- **Page and application data records**
----------------

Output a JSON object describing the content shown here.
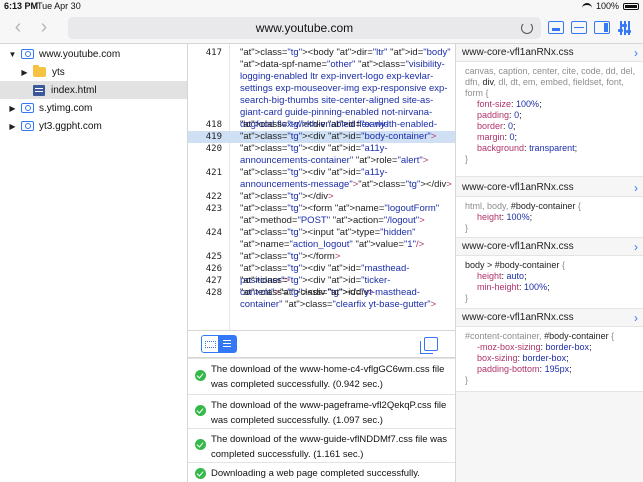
{
  "status_bar": {
    "time": "6:13 PM",
    "date": "Tue Apr 30",
    "battery": "100%"
  },
  "toolbar": {
    "url": "www.youtube.com"
  },
  "sidebar": {
    "items": [
      {
        "label": "www.youtube.com",
        "kind": "domain",
        "expanded": true,
        "indent": 0
      },
      {
        "label": "yts",
        "kind": "folder",
        "expanded": false,
        "indent": 1
      },
      {
        "label": "index.html",
        "kind": "file",
        "indent": 1,
        "selected": true
      },
      {
        "label": "s.ytimg.com",
        "kind": "domain",
        "expanded": false,
        "indent": 0
      },
      {
        "label": "yt3.ggpht.com",
        "kind": "domain",
        "expanded": false,
        "indent": 0
      }
    ]
  },
  "code": {
    "lines": [
      {
        "num": "417",
        "lines": 6,
        "text": "<body dir=\"ltr\" id=\"body\" data-spf-name=\"other\" class=\"visibility-logging-enabled ltr exp-invert-logo exp-kevlar-settings exp-mouseover-img exp-responsive exp-search-big-thumbs site-center-aligned site-as-giant-card guide-pinning-enabled not-nirvana-dogfood flex-width-enabled flex-width-enabled-snap delayed-frame-styles-not-in\">"
      },
      {
        "num": "418",
        "lines": 1,
        "text": "  <div id=\"early-body\"></div>"
      },
      {
        "num": "419",
        "lines": 1,
        "text": " <div id=\"body-container\">",
        "highlight": true
      },
      {
        "num": "420",
        "lines": 2,
        "text": "  <div id=\"a11y-announcements-container\" role=\"alert\">"
      },
      {
        "num": "421",
        "lines": 2,
        "text": "   <div id=\"a11y-announcements-message\"></div>"
      },
      {
        "num": "422",
        "lines": 1,
        "text": "  </div>"
      },
      {
        "num": "423",
        "lines": 2,
        "text": "  <form name=\"logoutForm\" method=\"POST\" action=\"/logout\">"
      },
      {
        "num": "424",
        "lines": 2,
        "text": "   <input type=\"hidden\" name=\"action_logout\" value=\"1\"/>"
      },
      {
        "num": "425",
        "lines": 1,
        "text": "  </form>"
      },
      {
        "num": "426",
        "lines": 1,
        "text": "  <div id=\"masthead-positioner\">"
      },
      {
        "num": "427",
        "lines": 1,
        "text": "   <div id=\"ticker-content\"></div>"
      },
      {
        "num": "428",
        "lines": 2,
        "text": "   <div id=\"yt-masthead-container\" class=\"clearfix yt-base-gutter\">"
      }
    ]
  },
  "console": {
    "messages": [
      "The download of the www-home-c4-vflgGC6wm.css file was completed successfully. (0.942 sec.)",
      "The download of the www-pageframe-vfl2QekqP.css file was completed successfully. (1.097 sec.)",
      "The download of the www-guide-vflNDDMf7.css file was completed successfully. (1.161 sec.)",
      "Downloading a web page completed successfully."
    ]
  },
  "styles": {
    "rules": [
      {
        "source": "www-core-vfl1anRNx.css",
        "selector_dim": "canvas, caption, center, cite, code, dd, del, dfn, ",
        "selector_match": "div",
        "selector_rest": ", dl, dt, em, embed, fieldset, font, form {",
        "props": [
          [
            "font-size",
            "100%"
          ],
          [
            "padding",
            "0"
          ],
          [
            "border",
            "0"
          ],
          [
            "margin",
            "0"
          ],
          [
            "background",
            "transparent"
          ]
        ]
      },
      {
        "source": "www-core-vfl1anRNx.css",
        "selector_dim": "html, body, ",
        "selector_match": "#body-container",
        "selector_rest": " {",
        "props": [
          [
            "height",
            "100%"
          ]
        ]
      },
      {
        "source": "www-core-vfl1anRNx.css",
        "selector_dim": "",
        "selector_match": "body > #body-container",
        "selector_rest": " {",
        "props": [
          [
            "height",
            "auto"
          ],
          [
            "min-height",
            "100%"
          ]
        ]
      },
      {
        "source": "www-core-vfl1anRNx.css",
        "selector_dim": "#content-container, ",
        "selector_match": "#body-container",
        "selector_rest": " {",
        "props": [
          [
            "-moz-box-sizing",
            "border-box"
          ],
          [
            "box-sizing",
            "border-box"
          ],
          [
            "padding-bottom",
            "195px"
          ]
        ]
      }
    ]
  }
}
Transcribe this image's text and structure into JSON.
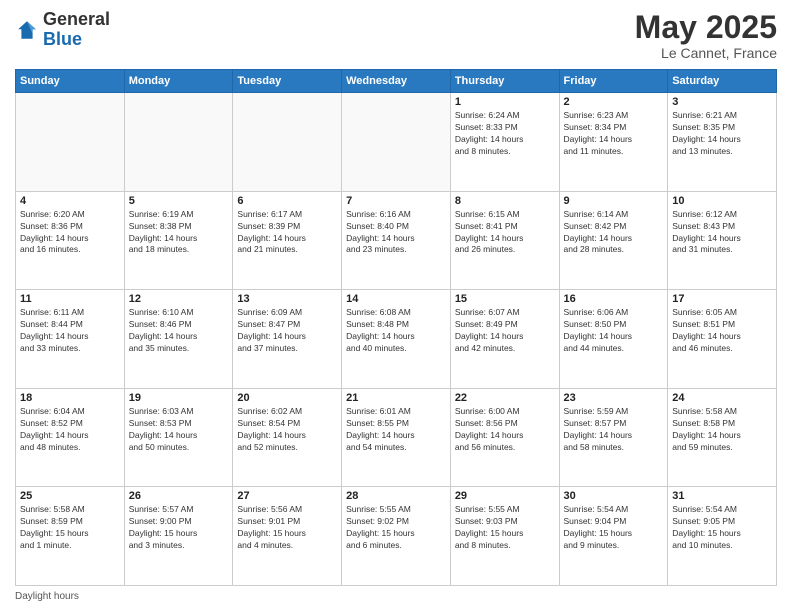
{
  "header": {
    "logo_general": "General",
    "logo_blue": "Blue",
    "month_title": "May 2025",
    "location": "Le Cannet, France"
  },
  "days_of_week": [
    "Sunday",
    "Monday",
    "Tuesday",
    "Wednesday",
    "Thursday",
    "Friday",
    "Saturday"
  ],
  "legend": "Daylight hours",
  "weeks": [
    [
      {
        "day": "",
        "info": ""
      },
      {
        "day": "",
        "info": ""
      },
      {
        "day": "",
        "info": ""
      },
      {
        "day": "",
        "info": ""
      },
      {
        "day": "1",
        "info": "Sunrise: 6:24 AM\nSunset: 8:33 PM\nDaylight: 14 hours\nand 8 minutes."
      },
      {
        "day": "2",
        "info": "Sunrise: 6:23 AM\nSunset: 8:34 PM\nDaylight: 14 hours\nand 11 minutes."
      },
      {
        "day": "3",
        "info": "Sunrise: 6:21 AM\nSunset: 8:35 PM\nDaylight: 14 hours\nand 13 minutes."
      }
    ],
    [
      {
        "day": "4",
        "info": "Sunrise: 6:20 AM\nSunset: 8:36 PM\nDaylight: 14 hours\nand 16 minutes."
      },
      {
        "day": "5",
        "info": "Sunrise: 6:19 AM\nSunset: 8:38 PM\nDaylight: 14 hours\nand 18 minutes."
      },
      {
        "day": "6",
        "info": "Sunrise: 6:17 AM\nSunset: 8:39 PM\nDaylight: 14 hours\nand 21 minutes."
      },
      {
        "day": "7",
        "info": "Sunrise: 6:16 AM\nSunset: 8:40 PM\nDaylight: 14 hours\nand 23 minutes."
      },
      {
        "day": "8",
        "info": "Sunrise: 6:15 AM\nSunset: 8:41 PM\nDaylight: 14 hours\nand 26 minutes."
      },
      {
        "day": "9",
        "info": "Sunrise: 6:14 AM\nSunset: 8:42 PM\nDaylight: 14 hours\nand 28 minutes."
      },
      {
        "day": "10",
        "info": "Sunrise: 6:12 AM\nSunset: 8:43 PM\nDaylight: 14 hours\nand 31 minutes."
      }
    ],
    [
      {
        "day": "11",
        "info": "Sunrise: 6:11 AM\nSunset: 8:44 PM\nDaylight: 14 hours\nand 33 minutes."
      },
      {
        "day": "12",
        "info": "Sunrise: 6:10 AM\nSunset: 8:46 PM\nDaylight: 14 hours\nand 35 minutes."
      },
      {
        "day": "13",
        "info": "Sunrise: 6:09 AM\nSunset: 8:47 PM\nDaylight: 14 hours\nand 37 minutes."
      },
      {
        "day": "14",
        "info": "Sunrise: 6:08 AM\nSunset: 8:48 PM\nDaylight: 14 hours\nand 40 minutes."
      },
      {
        "day": "15",
        "info": "Sunrise: 6:07 AM\nSunset: 8:49 PM\nDaylight: 14 hours\nand 42 minutes."
      },
      {
        "day": "16",
        "info": "Sunrise: 6:06 AM\nSunset: 8:50 PM\nDaylight: 14 hours\nand 44 minutes."
      },
      {
        "day": "17",
        "info": "Sunrise: 6:05 AM\nSunset: 8:51 PM\nDaylight: 14 hours\nand 46 minutes."
      }
    ],
    [
      {
        "day": "18",
        "info": "Sunrise: 6:04 AM\nSunset: 8:52 PM\nDaylight: 14 hours\nand 48 minutes."
      },
      {
        "day": "19",
        "info": "Sunrise: 6:03 AM\nSunset: 8:53 PM\nDaylight: 14 hours\nand 50 minutes."
      },
      {
        "day": "20",
        "info": "Sunrise: 6:02 AM\nSunset: 8:54 PM\nDaylight: 14 hours\nand 52 minutes."
      },
      {
        "day": "21",
        "info": "Sunrise: 6:01 AM\nSunset: 8:55 PM\nDaylight: 14 hours\nand 54 minutes."
      },
      {
        "day": "22",
        "info": "Sunrise: 6:00 AM\nSunset: 8:56 PM\nDaylight: 14 hours\nand 56 minutes."
      },
      {
        "day": "23",
        "info": "Sunrise: 5:59 AM\nSunset: 8:57 PM\nDaylight: 14 hours\nand 58 minutes."
      },
      {
        "day": "24",
        "info": "Sunrise: 5:58 AM\nSunset: 8:58 PM\nDaylight: 14 hours\nand 59 minutes."
      }
    ],
    [
      {
        "day": "25",
        "info": "Sunrise: 5:58 AM\nSunset: 8:59 PM\nDaylight: 15 hours\nand 1 minute."
      },
      {
        "day": "26",
        "info": "Sunrise: 5:57 AM\nSunset: 9:00 PM\nDaylight: 15 hours\nand 3 minutes."
      },
      {
        "day": "27",
        "info": "Sunrise: 5:56 AM\nSunset: 9:01 PM\nDaylight: 15 hours\nand 4 minutes."
      },
      {
        "day": "28",
        "info": "Sunrise: 5:55 AM\nSunset: 9:02 PM\nDaylight: 15 hours\nand 6 minutes."
      },
      {
        "day": "29",
        "info": "Sunrise: 5:55 AM\nSunset: 9:03 PM\nDaylight: 15 hours\nand 8 minutes."
      },
      {
        "day": "30",
        "info": "Sunrise: 5:54 AM\nSunset: 9:04 PM\nDaylight: 15 hours\nand 9 minutes."
      },
      {
        "day": "31",
        "info": "Sunrise: 5:54 AM\nSunset: 9:05 PM\nDaylight: 15 hours\nand 10 minutes."
      }
    ]
  ]
}
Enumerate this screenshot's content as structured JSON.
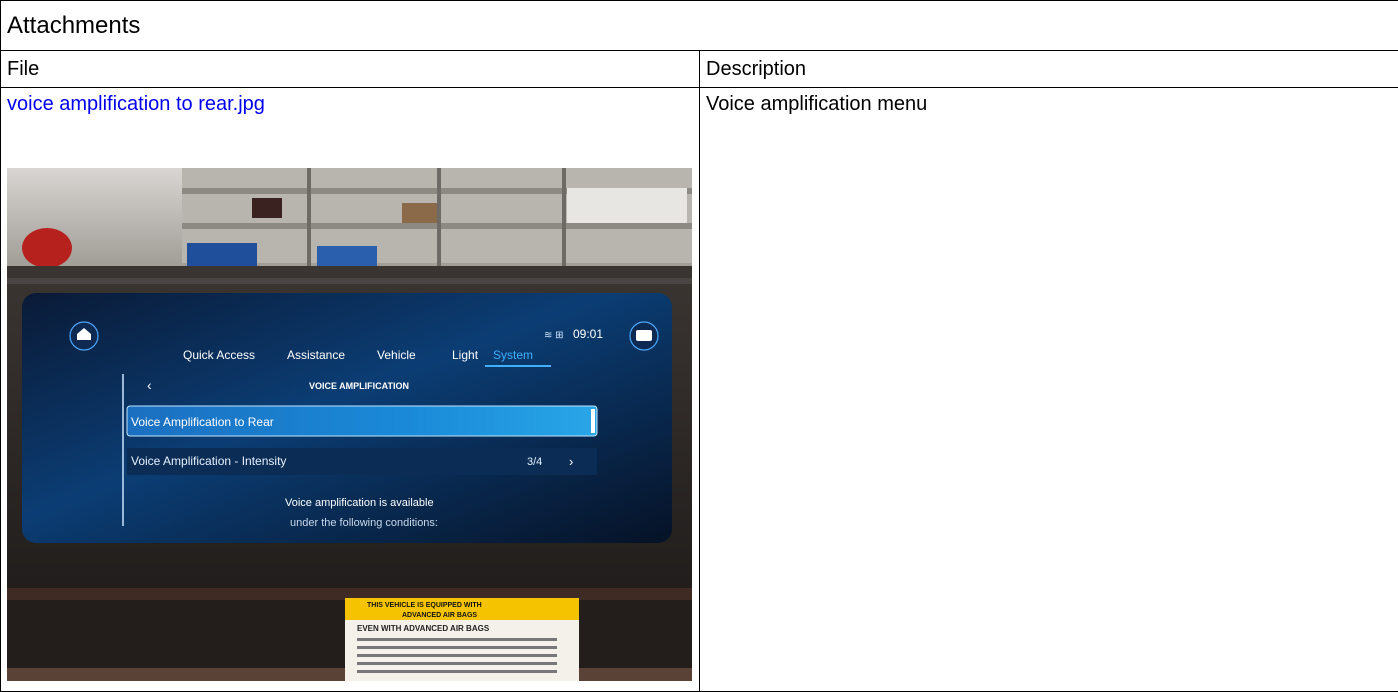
{
  "title": "Attachments",
  "columns": {
    "file": "File",
    "description": "Description"
  },
  "rows": [
    {
      "file_name": "voice amplification to rear.jpg",
      "description": "Voice amplification menu",
      "photo": {
        "status_time": "09:01",
        "tabs": [
          "Quick Access",
          "Assistance",
          "Vehicle",
          "Light",
          "System"
        ],
        "active_tab": "System",
        "header": "VOICE AMPLIFICATION",
        "item1": "Voice Amplification to Rear",
        "item2": "Voice Amplification - Intensity",
        "item2_value": "3/4",
        "info_line1": "Voice amplification is available",
        "info_line2": "under the following conditions:",
        "sticker_line1": "THIS VEHICLE IS EQUIPPED WITH",
        "sticker_line2": "ADVANCED AIR BAGS",
        "sticker_line3": "EVEN WITH ADVANCED AIR BAGS"
      }
    }
  ]
}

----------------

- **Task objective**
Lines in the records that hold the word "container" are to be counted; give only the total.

- **Result below**
7